By James Corbett
We've been watching carefully over the past few months as gold has been hammered down from it's $1700 trading range of last fall down to as low as $1200 at the end of June. Many a gallon of printer's ink (and even more of the digital equivalent) has been spilled mulling over this trend and speculating on where gold is heading from here. Many of the gold bears have used this as an opportunity to crow about the end of the bull market. After 13 years of steadily rising prices, these traders are loudly proclaiming that the gold “bubble” has popped and the market is returning back to pre-2009 sub-$1000 levels. The goldbugs, on the other hand, are trying to rally the troops, bracing them for potential setbacks along the way, but reminding them that gold always wins in the end versus fiat currencies.

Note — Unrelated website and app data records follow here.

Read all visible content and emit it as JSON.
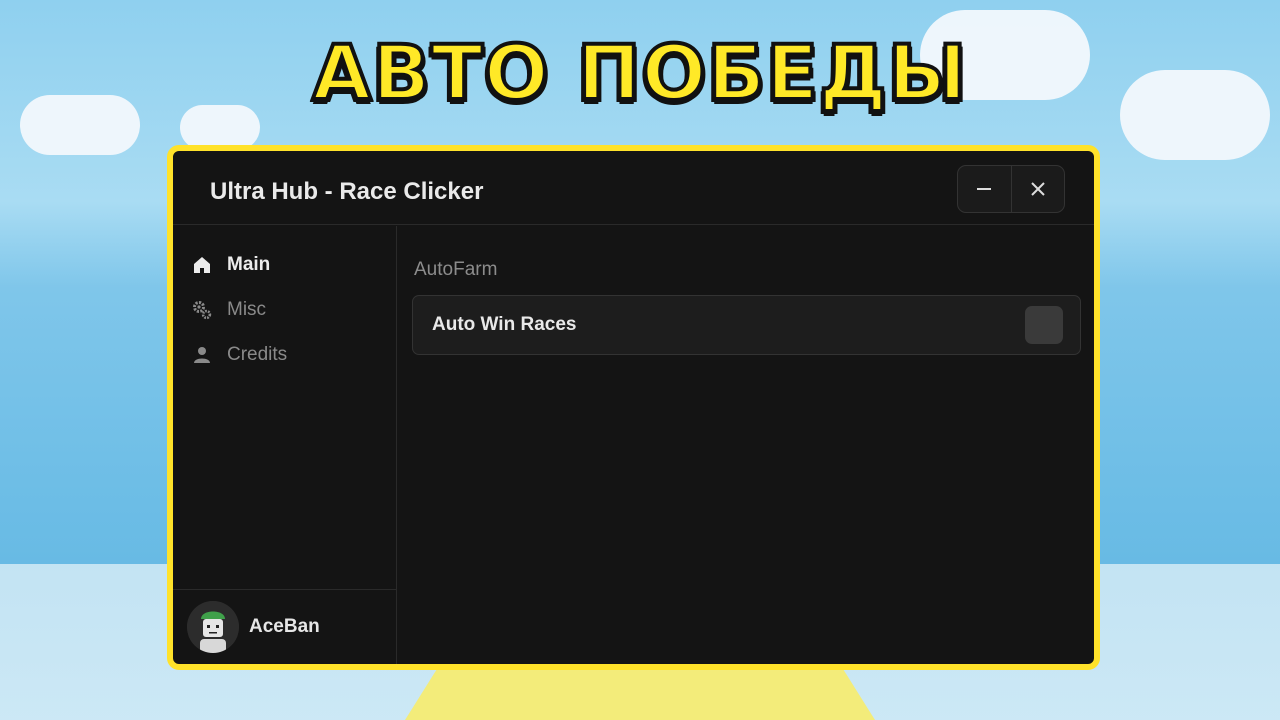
{
  "headline": "АВТО ПОБЕДЫ",
  "window": {
    "title": "Ultra Hub - Race Clicker",
    "minimize_icon": "minus-icon",
    "close_icon": "close-icon"
  },
  "sidebar": {
    "items": [
      {
        "label": "Main",
        "icon": "home-icon",
        "active": true
      },
      {
        "label": "Misc",
        "icon": "gears-icon",
        "active": false
      },
      {
        "label": "Credits",
        "icon": "person-icon",
        "active": false
      }
    ],
    "profile": {
      "username": "AceBan"
    }
  },
  "content": {
    "section_title": "AutoFarm",
    "toggles": [
      {
        "label": "Auto Win Races",
        "checked": false
      }
    ]
  },
  "colors": {
    "accent_border": "#ffe22a",
    "window_bg": "#141414",
    "headline": "#ffe927"
  }
}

But perhaps the real question is not what the traders are thinking, but what the banksters are doing. As always, we have to fall back on the old dictum: watch what they're doing, not what they're saying. In previous appearances on Radio Liberty with Dr. Stan Monteith I've talked about how the world's central banks continue adding gold to their vaults at a blistering pace. Data released in May showed that in the first quarter of the year, even as gold entered its bear market, central banks added over 100 tonnes of the shiny yellow metal to their holdings for the seventh straight quarter in a row. This is on top of the fact that in 2012 central banks around the world bought the most gold of any year since 1964. Clearly the central banks know something about the long-term value of precious metals that the talking heads don't feel like sharing with the average investor.
Now a new piece of the golden puzzle falls into place. Last fall the US banks were net short gold by an extraordinary 106,000 contracts (40,625 gross long and 146,809 gross short). But now the gold bear market has helped them to cover those positions and switch long. From the stunningly net short positions of last fall, the latest Bank Participation Report shows that US banks have switched to a combined net long position of 45,000 contracts (69,565 gross long and 24,939 gross short). Once again, the question has to be asked: are these Fed insider banks and bullion bank manipulators off their rockers, or do they know something that we don't? Because it is hard to look at these figures without concluding that we are due for a gold market rally the likes of which have not been seen in a long time.
This is just one more data point in a much bigger puzzle. One of the most intriguing pieces of this puzzle fell into place last week when 6800 ounces of gold were withdrawn from JP Morgan's vault at 1 Chase Manhattan Plaza (the largest private gold vault in the world, conveniently located across the street from the New York Fed), sending the vault's gold inventory to a record low. Also of interest, earlier this month Brink's saw nearly one quarter of its entire holdings (133,000 ounces) quietly withdrawn overnight. Where on earth is this gold going?
The answer is almost certainly eastward. Physical demand for gold remains strong in India and especially in China. The numbers coming in from the Shanghai Gold Exchange are staggering. If year-to-date gold delivery figures were annualized, fully one-half of global gold mine production would be passing through the SGE this year. This on top of figures showing that Chinese gold imports for 2013 are up year-on-year from 2012 despite whatever is happening to the manipulated spot price.
Literally every signal from the banksters themselves show that not only is physical gold still a good investment, it is THE investment to have at the moment. Whether the market turns around this quarter, next quarter, or next year, it seems the banks are positioned for one heck of a rocket ride upward. It's never a bad idea to follow the smart money.